#### Work order:
Once the records below have been read, copy them all out exactly.
= = =
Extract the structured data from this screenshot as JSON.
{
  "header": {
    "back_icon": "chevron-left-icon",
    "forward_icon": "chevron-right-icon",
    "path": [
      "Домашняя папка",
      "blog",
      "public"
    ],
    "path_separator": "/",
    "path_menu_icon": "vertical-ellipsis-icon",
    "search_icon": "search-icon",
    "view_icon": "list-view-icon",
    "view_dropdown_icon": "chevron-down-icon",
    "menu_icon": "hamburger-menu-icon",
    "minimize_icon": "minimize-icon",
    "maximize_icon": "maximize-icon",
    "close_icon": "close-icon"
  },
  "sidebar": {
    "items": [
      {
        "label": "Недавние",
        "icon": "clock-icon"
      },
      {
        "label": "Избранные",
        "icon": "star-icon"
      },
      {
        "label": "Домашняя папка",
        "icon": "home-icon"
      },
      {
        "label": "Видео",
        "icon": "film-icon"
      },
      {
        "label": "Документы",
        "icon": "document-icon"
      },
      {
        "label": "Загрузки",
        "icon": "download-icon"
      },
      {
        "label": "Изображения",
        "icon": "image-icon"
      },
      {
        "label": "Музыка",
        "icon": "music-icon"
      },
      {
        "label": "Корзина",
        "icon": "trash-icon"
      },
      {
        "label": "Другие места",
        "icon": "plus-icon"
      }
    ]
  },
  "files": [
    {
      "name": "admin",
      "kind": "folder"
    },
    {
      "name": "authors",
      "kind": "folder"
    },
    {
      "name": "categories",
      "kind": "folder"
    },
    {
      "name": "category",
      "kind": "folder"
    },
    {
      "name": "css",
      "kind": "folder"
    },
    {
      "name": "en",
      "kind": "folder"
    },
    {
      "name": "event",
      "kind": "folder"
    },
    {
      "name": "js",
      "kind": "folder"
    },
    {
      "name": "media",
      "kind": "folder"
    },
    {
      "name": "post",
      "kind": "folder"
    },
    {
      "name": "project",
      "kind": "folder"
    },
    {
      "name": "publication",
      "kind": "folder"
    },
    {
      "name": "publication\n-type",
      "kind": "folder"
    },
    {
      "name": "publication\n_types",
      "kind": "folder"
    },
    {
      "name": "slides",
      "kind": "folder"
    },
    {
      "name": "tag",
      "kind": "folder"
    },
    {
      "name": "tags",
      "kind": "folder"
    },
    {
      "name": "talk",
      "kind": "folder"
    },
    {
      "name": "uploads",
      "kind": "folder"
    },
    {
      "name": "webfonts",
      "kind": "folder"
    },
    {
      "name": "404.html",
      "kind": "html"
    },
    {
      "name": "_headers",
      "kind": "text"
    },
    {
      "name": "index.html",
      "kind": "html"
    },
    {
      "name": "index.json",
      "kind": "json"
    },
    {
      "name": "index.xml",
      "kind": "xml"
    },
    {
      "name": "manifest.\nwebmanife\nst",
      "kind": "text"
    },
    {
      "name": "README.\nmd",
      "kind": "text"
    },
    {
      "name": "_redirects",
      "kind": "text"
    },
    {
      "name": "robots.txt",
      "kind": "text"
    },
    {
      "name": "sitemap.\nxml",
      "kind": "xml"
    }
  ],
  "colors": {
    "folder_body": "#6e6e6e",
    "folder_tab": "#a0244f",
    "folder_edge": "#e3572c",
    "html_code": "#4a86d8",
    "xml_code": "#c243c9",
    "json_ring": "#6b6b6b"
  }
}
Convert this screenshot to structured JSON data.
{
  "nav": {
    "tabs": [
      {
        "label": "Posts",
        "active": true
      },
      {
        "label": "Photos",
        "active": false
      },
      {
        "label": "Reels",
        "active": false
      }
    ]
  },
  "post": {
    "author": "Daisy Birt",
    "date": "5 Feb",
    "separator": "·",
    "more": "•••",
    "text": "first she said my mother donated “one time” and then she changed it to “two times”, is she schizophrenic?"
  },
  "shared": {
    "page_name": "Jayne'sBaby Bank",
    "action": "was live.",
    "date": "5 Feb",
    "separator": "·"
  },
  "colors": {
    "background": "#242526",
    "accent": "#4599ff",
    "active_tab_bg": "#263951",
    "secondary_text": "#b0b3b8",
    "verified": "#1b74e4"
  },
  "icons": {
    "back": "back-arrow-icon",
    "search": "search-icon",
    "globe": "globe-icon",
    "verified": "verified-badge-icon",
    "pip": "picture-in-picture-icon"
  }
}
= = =
#### Solution to this task:
Extract the structured data from this screenshot as JSON.
{
  "header": {
    "back_icon": "chevron-left-icon",
    "forward_icon": "chevron-right-icon",
    "path": [
      "Домашняя папка",
      "blog",
      "public"
    ],
    "path_separator": "/",
    "path_menu_icon": "vertical-ellipsis-icon",
    "search_icon": "search-icon",
    "view_icon": "list-view-icon",
    "view_dropdown_icon": "chevron-down-icon",
    "menu_icon": "hamburger-menu-icon",
    "minimize_icon": "minimize-icon",
    "maximize_icon": "maximize-icon",
    "close_icon": "close-icon"
  },
  "sidebar": {
    "items": [
      {
        "label": "Недавние",
        "icon": "clock-icon"
      },
      {
        "label": "Избранные",
        "icon": "star-icon"
      },
      {
        "label": "Домашняя папка",
        "icon": "home-icon"
      },
      {
        "label": "Видео",
        "icon": "film-icon"
      },
      {
        "label": "Документы",
        "icon": "document-icon"
      },
      {
        "label": "Загрузки",
        "icon": "download-icon"
      },
      {
        "label": "Изображения",
        "icon": "image-icon"
      },
      {
        "label": "Музыка",
        "icon": "music-icon"
      },
      {
        "label": "Корзина",
        "icon": "trash-icon"
      },
      {
        "label": "Другие места",
        "icon": "plus-icon"
      }
    ]
  },
  "files": [
    {
      "name": "admin",
      "kind": "folder"
    },
    {
      "name": "authors",
      "kind": "folder"
    },
    {
      "name": "categories",
      "kind": "folder"
    },
    {
      "name": "category",
      "kind": "folder"
    },
    {
      "name": "css",
      "kind": "folder"
    },
    {
      "name": "en",
      "kind": "folder"
    },
    {
      "name": "event",
      "kind": "folder"
    },
    {
      "name": "js",
      "kind": "folder"
    },
    {
      "name": "media",
      "kind": "folder"
    },
    {
      "name": "post",
      "kind": "folder"
    },
    {
      "name": "project",
      "kind": "folder"
    },
    {
      "name": "publication",
      "kind": "folder"
    },
    {
      "name": "publication\n-type",
      "kind": "folder"
    },
    {
      "name": "publication\n_types",
      "kind": "folder"
    },
    {
      "name": "slides",
      "kind": "folder"
    },
    {
      "name": "tag",
      "kind": "folder"
    },
    {
      "name": "tags",
      "kind": "folder"
    },
    {
      "name": "talk",
      "kind": "folder"
    },
    {
      "name": "uploads",
      "kind": "folder"
    },
    {
      "name": "webfonts",
      "kind": "folder"
    },
    {
      "name": "404.html",
      "kind": "html"
    },
    {
      "name": "_headers",
      "kind": "text"
    },
    {
      "name": "index.html",
      "kind": "html"
    },
    {
      "name": "index.json",
      "kind": "json"
    },
    {
      "name": "index.xml",
      "kind": "xml"
    },
    {
      "name": "manifest.\nwebmanife\nst",
      "kind": "text"
    },
    {
      "name": "README.\nmd",
      "kind": "text"
    },
    {
      "name": "_redirects",
      "kind": "text"
    },
    {
      "name": "robots.txt",
      "kind": "text"
    },
    {
      "name": "sitemap.\nxml",
      "kind": "xml"
    }
  ],
  "colors": {
    "folder_body": "#6e6e6e",
    "folder_tab": "#a0244f",
    "folder_edge": "#e3572c",
    "html_code": "#4a86d8",
    "xml_code": "#c243c9",
    "json_ring": "#6b6b6b"
  }
}
Convert this screenshot to structured JSON data.
{
  "nav": {
    "tabs": [
      {
        "label": "Posts",
        "active": true
      },
      {
        "label": "Photos",
        "active": false
      },
      {
        "label": "Reels",
        "active": false
      }
    ]
  },
  "post": {
    "author": "Daisy Birt",
    "date": "5 Feb",
    "separator": "·",
    "more": "•••",
    "text": "first she said my mother donated “one time” and then she changed it to “two times”, is she schizophrenic?"
  },
  "shared": {
    "page_name": "Jayne'sBaby Bank",
    "action": "was live.",
    "date": "5 Feb",
    "separator": "·"
  },
  "colors": {
    "background": "#242526",
    "accent": "#4599ff",
    "active_tab_bg": "#263951",
    "secondary_text": "#b0b3b8",
    "verified": "#1b74e4"
  },
  "icons": {
    "back": "back-arrow-icon",
    "search": "search-icon",
    "globe": "globe-icon",
    "verified": "verified-badge-icon",
    "pip": "picture-in-picture-icon"
  }
}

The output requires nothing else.